"That is absolutely contrary to what we found in our research," she said. (See http://theirf.org/research/imra-small-business-merchandise-market-study/1874/), citing a 2016 IRF report.

"Even though they are small businesses, we found that three quarters of them are using merchandise rewards across the spectrum, with employees being at the top of the list," Van Dyke said. After employees, come salespeople, distributors and customers.

The merchandise budgets of small businesses vary considerably, according to the IRF report. Nearly half (47 percent) of businesses that offer qualifying merchandise have budgets of $10,000 or more. The vast majority of these businesses report their budgets have grown or stayed steady in the past year. Nearly half (47 percent) of the SMBs surveyed reported that their merchandise budgets have increased.

Overall, the IRF study found small businesses used merchandise rewards for a variety of objectives, whether that is morale, rewarding top performers, or even meeting sales quotas. "That was our biggest finding," Van Dyke said. "And the businesses that we talked to were growing as well. I don't think it is coincidental that three-quarters of the organizations we spoke to were growing, and nearly three-quarters were using non-cash rewards with employees, salespeople and distributors."

Even though small businesses are using non-cash awards and merchandise specifically to reward and recognize their key populations, Van Dyke said, "a majority of them are still purchasing rewards online, and many of them have not yet seen the advantages of working with a brand, or recognize the services and advantages that a merchandise rep can provide, which is even better for a small business: such as doing the pricing. That is one area where we can really help small businesses understand—that there is a better way to source their merchandise item than they might currently be using."

Other takeaways from the report, Van Dyke said, include that "decision-makers are generally unfamiliar with all the services and advantages a representative can provide.
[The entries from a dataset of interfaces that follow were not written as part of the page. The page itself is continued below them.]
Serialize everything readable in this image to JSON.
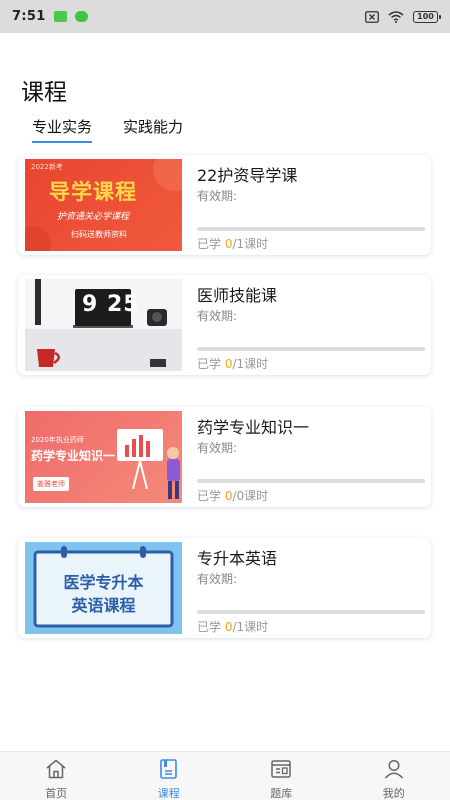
{
  "status_bar": {
    "time": "7:51",
    "battery": "100"
  },
  "page": {
    "title": "课程"
  },
  "tabs": [
    {
      "label": "专业实务",
      "active": true
    },
    {
      "label": "实践能力",
      "active": false
    }
  ],
  "courses": [
    {
      "title": "22护资导学课",
      "valid_label": "有效期:",
      "progress_prefix": "已学 ",
      "learned": "0",
      "progress_suffix": "/1课时",
      "progress_fraction": 0,
      "thumb": {
        "year_tag": "2022新考",
        "headline": "导学课程",
        "sub": "护资通关必学课程",
        "foot": "扫码送教师资料"
      }
    },
    {
      "title": "医师技能课",
      "valid_label": "有效期:",
      "progress_prefix": "已学 ",
      "learned": "0",
      "progress_suffix": "/1课时",
      "progress_fraction": 0,
      "thumb": {
        "clock": "9 25"
      }
    },
    {
      "title": "药学专业知识一",
      "valid_label": "有效期:",
      "progress_prefix": "已学 ",
      "learned": "0",
      "progress_suffix": "/0课时",
      "progress_fraction": 0,
      "thumb": {
        "tag": "2020年执业药师",
        "headline": "药学专业知识一",
        "teacher": "姜雅老师"
      }
    },
    {
      "title": "专升本英语",
      "valid_label": "有效期:",
      "progress_prefix": "已学 ",
      "learned": "0",
      "progress_suffix": "/1课时",
      "progress_fraction": 0,
      "thumb": {
        "line1": "医学专升本",
        "line2": "英语课程"
      }
    }
  ],
  "bottom_nav": [
    {
      "label": "首页",
      "icon": "home-icon",
      "active": false
    },
    {
      "label": "课程",
      "icon": "course-book-icon",
      "active": true
    },
    {
      "label": "题库",
      "icon": "question-bank-icon",
      "active": false
    },
    {
      "label": "我的",
      "icon": "profile-icon",
      "active": false
    }
  ],
  "colors": {
    "accent": "#3a8ee6",
    "highlight": "#f0a020",
    "progress_track": "#dcdcdc"
  }
}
However, they indicate value for services a rep can provide that they don't currently have. For example, below-MSRP pricing is something they do not currently get and they are keenly interested."

Merchandise-purchasing small businesses source items online or from retailers more often than they do via sales representatives, the report noted. Results show they use multiple channels to source their merchandise. Among those who purchase merchandise from manufacturers representative(s), it is equally from those selling promotional products and those focused on brand-name merchandise. Many firms use both types of representatives.
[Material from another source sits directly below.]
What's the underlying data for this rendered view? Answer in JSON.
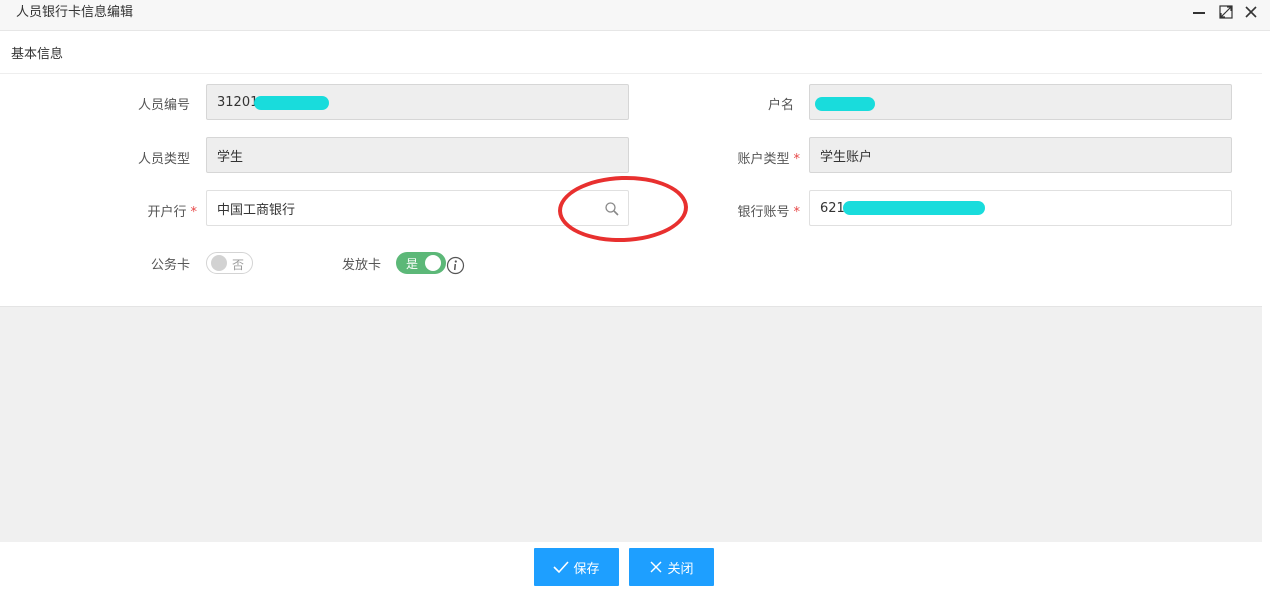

The solution for many smaller companies begins with more knowledge. While it might be more difficult for some smaller organizations to keep up with the new technologies and programs, SMB executives should know that there is a plethora of excellent research, training programs and best practices available from industry associations including the Incentive Marketing Association (IMA) at www.incentivemarketing.org; the Incentive Research Foundation (IRF) at www.theirf.org; Recognition Professionals International (RPI) at www.recognition.org; and the Enterprise Engagement Alliance (EEA) at www.enterpriseengagement.org.

Educate yourself, Dalton said. "Join these organizations because they produce a lot of information that can be valuable to your business and more specifically, your recognition and reward programs. Join IMA, and read Premium Incentive Products magazine."

In addition, Ozer, of Engagement Partners, said, there are some incentive agencies, technology companies and award suppliers that have excellent solutions for SMBs, such as Hinda with its Engagement Express and Universal Rewards Exchange, Paramax with its Pepper Social Recognition Platform connected to RepLink with various distributors, Certif-A-Gift with its packaged plateau programs, GiftCertificates.com with its SuperCertificicate and many brands with simple ways to provide choice for incentive winners at various price points. And don't forget to look for a manufacturer's representative to help out. You can connect with these savvy professionals by visiting www.imraonline.org and using the "Find an IMRA Pro" tool.